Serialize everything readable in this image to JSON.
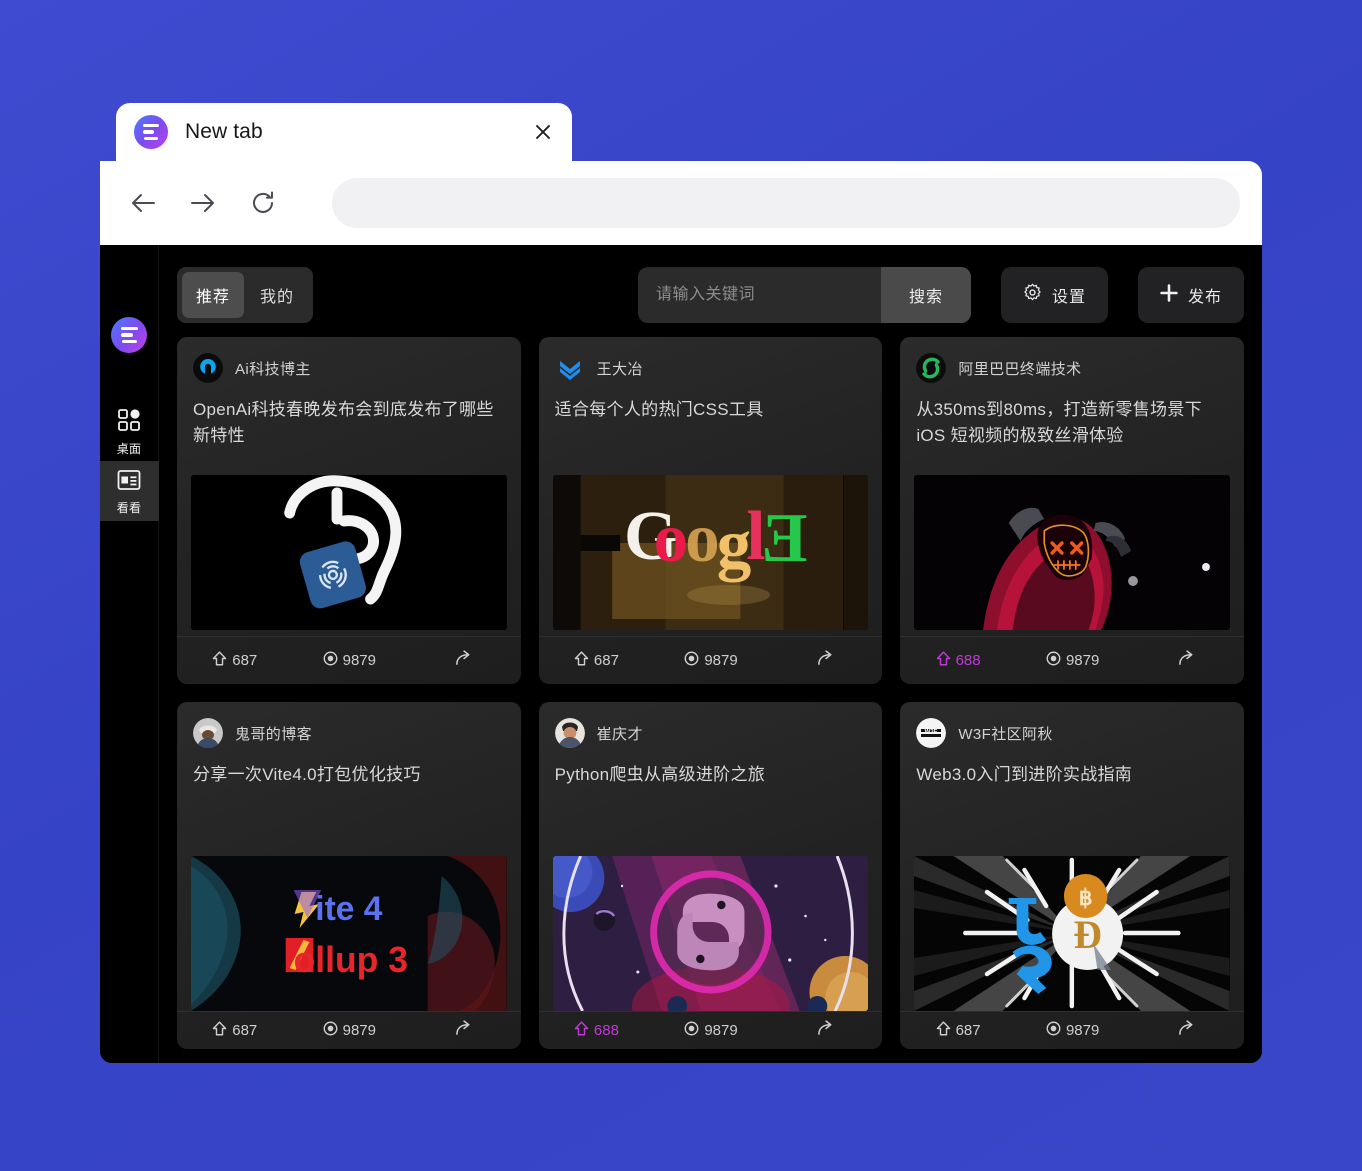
{
  "colors": {
    "page_background": "#3a46c9",
    "app_background": "#000000",
    "card_background": "#242424",
    "accent_like": "#c03ad6",
    "logo_gradient_from": "#4a7dff",
    "logo_gradient_to": "#c63fe6"
  },
  "browser": {
    "tab": {
      "title": "New tab",
      "favicon": "app-logo-icon",
      "close": "close-icon"
    },
    "nav": {
      "back": "back-arrow-icon",
      "forward": "forward-arrow-icon",
      "reload": "reload-icon",
      "url_value": "",
      "url_placeholder": ""
    }
  },
  "sidebar": {
    "logo": "app-logo-icon",
    "items": [
      {
        "label": "桌面",
        "icon": "grid-icon",
        "active": false
      },
      {
        "label": "看看",
        "icon": "layout-panel-icon",
        "active": true
      }
    ]
  },
  "toolbar": {
    "tabs": [
      {
        "label": "推荐",
        "active": true
      },
      {
        "label": "我的",
        "active": false
      }
    ],
    "search": {
      "value": "",
      "placeholder": "请输入关键词",
      "button_label": "搜索"
    },
    "settings_label": "设置",
    "settings_icon": "gear-icon",
    "publish_label": "发布",
    "publish_icon": "plus-icon"
  },
  "cards": [
    {
      "author": "Ai科技博主",
      "avatar": "openai-logo-avatar",
      "title": "OpenAi科技春晚发布会到底发布了哪些新特性",
      "media": "openai-head-illustration",
      "likes": "687",
      "liked": false,
      "views": "9879",
      "share_icon": "share-arrow-icon",
      "like_icon": "upvote-arrow-icon",
      "view_icon": "eye-icon"
    },
    {
      "author": "王大冶",
      "avatar": "double-chevron-avatar",
      "title": "适合每个人的热门CSS工具",
      "media": "google-neon-sign",
      "likes": "687",
      "liked": false,
      "views": "9879",
      "share_icon": "share-arrow-icon",
      "like_icon": "upvote-arrow-icon",
      "view_icon": "eye-icon"
    },
    {
      "author": "阿里巴巴终端技术",
      "avatar": "alibaba-green-avatar",
      "title": "从350ms到80ms，打造新零售场景下 iOS 短视频的极致丝滑体验",
      "media": "hooded-mask-figure",
      "likes": "688",
      "liked": true,
      "views": "9879",
      "share_icon": "share-arrow-icon",
      "like_icon": "upvote-arrow-icon",
      "view_icon": "eye-icon"
    },
    {
      "author": "鬼哥的博客",
      "avatar": "photo-avatar-ghost",
      "title": "分享一次Vite4.0打包优化技巧",
      "media": "vite4-rollup3-banner",
      "media_text": [
        "Vite 4",
        "Rollup 3"
      ],
      "likes": "687",
      "liked": false,
      "views": "9879",
      "share_icon": "share-arrow-icon",
      "like_icon": "upvote-arrow-icon",
      "view_icon": "eye-icon"
    },
    {
      "author": "崔庆才",
      "avatar": "photo-avatar-cui",
      "title": "Python爬虫从高级进阶之旅",
      "media": "python-logo-cosmic",
      "likes": "688",
      "liked": true,
      "views": "9879",
      "share_icon": "share-arrow-icon",
      "like_icon": "upvote-arrow-icon",
      "view_icon": "eye-icon"
    },
    {
      "author": "W3F社区阿秋",
      "avatar": "w3f-white-avatar",
      "title": "Web3.0入门到进阶实战指南",
      "media": "crypto-tunnel-logos",
      "likes": "687",
      "liked": false,
      "views": "9879",
      "share_icon": "share-arrow-icon",
      "like_icon": "upvote-arrow-icon",
      "view_icon": "eye-icon"
    }
  ]
}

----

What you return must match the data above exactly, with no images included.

■ Output of the exercise:
Serialize everything readable in this image to JSON.
{
  "colors": {
    "page_background": "#3a46c9",
    "app_background": "#000000",
    "card_background": "#242424",
    "accent_like": "#c03ad6",
    "logo_gradient_from": "#4a7dff",
    "logo_gradient_to": "#c63fe6"
  },
  "browser": {
    "tab": {
      "title": "New tab",
      "favicon": "app-logo-icon",
      "close": "close-icon"
    },
    "nav": {
      "back": "back-arrow-icon",
      "forward": "forward-arrow-icon",
      "reload": "reload-icon",
      "url_value": "",
      "url_placeholder": ""
    }
  },
  "sidebar": {
    "logo": "app-logo-icon",
    "items": [
      {
        "label": "桌面",
        "icon": "grid-icon",
        "active": false
      },
      {
        "label": "看看",
        "icon": "layout-panel-icon",
        "active": true
      }
    ]
  },
  "toolbar": {
    "tabs": [
      {
        "label": "推荐",
        "active": true
      },
      {
        "label": "我的",
        "active": false
      }
    ],
    "search": {
      "value": "",
      "placeholder": "请输入关键词",
      "button_label": "搜索"
    },
    "settings_label": "设置",
    "settings_icon": "gear-icon",
    "publish_label": "发布",
    "publish_icon": "plus-icon"
  },
  "cards": [
    {
      "author": "Ai科技博主",
      "avatar": "openai-logo-avatar",
      "title": "OpenAi科技春晚发布会到底发布了哪些新特性",
      "media": "openai-head-illustration",
      "likes": "687",
      "liked": false,
      "views": "9879",
      "share_icon": "share-arrow-icon",
      "like_icon": "upvote-arrow-icon",
      "view_icon": "eye-icon"
    },
    {
      "author": "王大冶",
      "avatar": "double-chevron-avatar",
      "title": "适合每个人的热门CSS工具",
      "media": "google-neon-sign",
      "likes": "687",
      "liked": false,
      "views": "9879",
      "share_icon": "share-arrow-icon",
      "like_icon": "upvote-arrow-icon",
      "view_icon": "eye-icon"
    },
    {
      "author": "阿里巴巴终端技术",
      "avatar": "alibaba-green-avatar",
      "title": "从350ms到80ms，打造新零售场景下 iOS 短视频的极致丝滑体验",
      "media": "hooded-mask-figure",
      "likes": "688",
      "liked": true,
      "views": "9879",
      "share_icon": "share-arrow-icon",
      "like_icon": "upvote-arrow-icon",
      "view_icon": "eye-icon"
    },
    {
      "author": "鬼哥的博客",
      "avatar": "photo-avatar-ghost",
      "title": "分享一次Vite4.0打包优化技巧",
      "media": "vite4-rollup3-banner",
      "media_text": [
        "Vite 4",
        "Rollup 3"
      ],
      "likes": "687",
      "liked": false,
      "views": "9879",
      "share_icon": "share-arrow-icon",
      "like_icon": "upvote-arrow-icon",
      "view_icon": "eye-icon"
    },
    {
      "author": "崔庆才",
      "avatar": "photo-avatar-cui",
      "title": "Python爬虫从高级进阶之旅",
      "media": "python-logo-cosmic",
      "likes": "688",
      "liked": true,
      "views": "9879",
      "share_icon": "share-arrow-icon",
      "like_icon": "upvote-arrow-icon",
      "view_icon": "eye-icon"
    },
    {
      "author": "W3F社区阿秋",
      "avatar": "w3f-white-avatar",
      "title": "Web3.0入门到进阶实战指南",
      "media": "crypto-tunnel-logos",
      "likes": "687",
      "liked": false,
      "views": "9879",
      "share_icon": "share-arrow-icon",
      "like_icon": "upvote-arrow-icon",
      "view_icon": "eye-icon"
    }
  ]
}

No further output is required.